§ Working data:
++++++

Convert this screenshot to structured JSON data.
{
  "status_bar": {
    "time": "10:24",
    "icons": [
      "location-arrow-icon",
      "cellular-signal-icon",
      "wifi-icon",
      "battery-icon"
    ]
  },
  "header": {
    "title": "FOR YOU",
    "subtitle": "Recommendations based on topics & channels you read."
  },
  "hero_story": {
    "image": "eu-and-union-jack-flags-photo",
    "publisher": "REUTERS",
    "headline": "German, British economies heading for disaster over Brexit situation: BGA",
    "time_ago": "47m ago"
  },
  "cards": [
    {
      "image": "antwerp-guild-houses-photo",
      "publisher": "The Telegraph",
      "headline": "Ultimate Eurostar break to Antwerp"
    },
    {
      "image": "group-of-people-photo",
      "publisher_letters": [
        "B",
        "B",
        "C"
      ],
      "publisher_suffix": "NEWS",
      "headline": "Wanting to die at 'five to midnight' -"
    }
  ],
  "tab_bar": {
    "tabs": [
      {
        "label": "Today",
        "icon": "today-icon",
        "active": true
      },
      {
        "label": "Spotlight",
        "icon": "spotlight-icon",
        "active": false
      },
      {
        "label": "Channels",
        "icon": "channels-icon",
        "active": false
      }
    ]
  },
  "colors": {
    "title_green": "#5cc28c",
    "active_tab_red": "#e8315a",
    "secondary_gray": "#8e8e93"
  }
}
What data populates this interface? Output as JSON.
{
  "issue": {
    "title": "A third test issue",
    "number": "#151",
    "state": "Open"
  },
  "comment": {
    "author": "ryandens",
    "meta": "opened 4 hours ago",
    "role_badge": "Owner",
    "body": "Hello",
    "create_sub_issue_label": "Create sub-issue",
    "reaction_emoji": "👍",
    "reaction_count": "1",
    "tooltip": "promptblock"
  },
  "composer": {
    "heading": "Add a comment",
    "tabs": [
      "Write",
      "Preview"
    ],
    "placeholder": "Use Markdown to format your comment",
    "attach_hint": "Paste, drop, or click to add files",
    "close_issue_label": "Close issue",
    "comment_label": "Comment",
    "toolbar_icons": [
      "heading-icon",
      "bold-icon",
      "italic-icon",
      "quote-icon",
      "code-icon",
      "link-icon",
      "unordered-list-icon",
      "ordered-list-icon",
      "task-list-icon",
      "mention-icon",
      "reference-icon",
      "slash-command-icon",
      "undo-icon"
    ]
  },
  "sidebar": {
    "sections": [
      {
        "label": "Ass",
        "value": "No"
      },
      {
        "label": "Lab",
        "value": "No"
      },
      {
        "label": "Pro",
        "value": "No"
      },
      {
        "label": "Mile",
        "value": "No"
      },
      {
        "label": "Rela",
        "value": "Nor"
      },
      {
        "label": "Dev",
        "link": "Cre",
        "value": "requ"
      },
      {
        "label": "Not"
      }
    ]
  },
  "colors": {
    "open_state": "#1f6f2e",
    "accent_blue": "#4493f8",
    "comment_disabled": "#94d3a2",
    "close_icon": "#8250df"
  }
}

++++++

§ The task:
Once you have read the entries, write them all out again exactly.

§ Answer area:
Convert this screenshot to structured JSON data.
{
  "status_bar": {
    "time": "10:24",
    "icons": [
      "location-arrow-icon",
      "cellular-signal-icon",
      "wifi-icon",
      "battery-icon"
    ]
  },
  "header": {
    "title": "FOR YOU",
    "subtitle": "Recommendations based on topics & channels you read."
  },
  "hero_story": {
    "image": "eu-and-union-jack-flags-photo",
    "publisher": "REUTERS",
    "headline": "German, British economies heading for disaster over Brexit situation: BGA",
    "time_ago": "47m ago"
  },
  "cards": [
    {
      "image": "antwerp-guild-houses-photo",
      "publisher": "The Telegraph",
      "headline": "Ultimate Eurostar break to Antwerp"
    },
    {
      "image": "group-of-people-photo",
      "publisher_letters": [
        "B",
        "B",
        "C"
      ],
      "publisher_suffix": "NEWS",
      "headline": "Wanting to die at 'five to midnight' -"
    }
  ],
  "tab_bar": {
    "tabs": [
      {
        "label": "Today",
        "icon": "today-icon",
        "active": true
      },
      {
        "label": "Spotlight",
        "icon": "spotlight-icon",
        "active": false
      },
      {
        "label": "Channels",
        "icon": "channels-icon",
        "active": false
      }
    ]
  },
  "colors": {
    "title_green": "#5cc28c",
    "active_tab_red": "#e8315a",
    "secondary_gray": "#8e8e93"
  }
}
What data populates this interface? Output as JSON.
{
  "issue": {
    "title": "A third test issue",
    "number": "#151",
    "state": "Open"
  },
  "comment": {
    "author": "ryandens",
    "meta": "opened 4 hours ago",
    "role_badge": "Owner",
    "body": "Hello",
    "create_sub_issue_label": "Create sub-issue",
    "reaction_emoji": "👍",
    "reaction_count": "1",
    "tooltip": "promptblock"
  },
  "composer": {
    "heading": "Add a comment",
    "tabs": [
      "Write",
      "Preview"
    ],
    "placeholder": "Use Markdown to format your comment",
    "attach_hint": "Paste, drop, or click to add files",
    "close_issue_label": "Close issue",
    "comment_label": "Comment",
    "toolbar_icons": [
      "heading-icon",
      "bold-icon",
      "italic-icon",
      "quote-icon",
      "code-icon",
      "link-icon",
      "unordered-list-icon",
      "ordered-list-icon",
      "task-list-icon",
      "mention-icon",
      "reference-icon",
      "slash-command-icon",
      "undo-icon"
    ]
  },
  "sidebar": {
    "sections": [
      {
        "label": "Ass",
        "value": "No"
      },
      {
        "label": "Lab",
        "value": "No"
      },
      {
        "label": "Pro",
        "value": "No"
      },
      {
        "label": "Mile",
        "value": "No"
      },
      {
        "label": "Rela",
        "value": "Nor"
      },
      {
        "label": "Dev",
        "link": "Cre",
        "value": "requ"
      },
      {
        "label": "Not"
      }
    ]
  },
  "colors": {
    "open_state": "#1f6f2e",
    "accent_blue": "#4493f8",
    "comment_disabled": "#94d3a2",
    "close_icon": "#8250df"
  }
}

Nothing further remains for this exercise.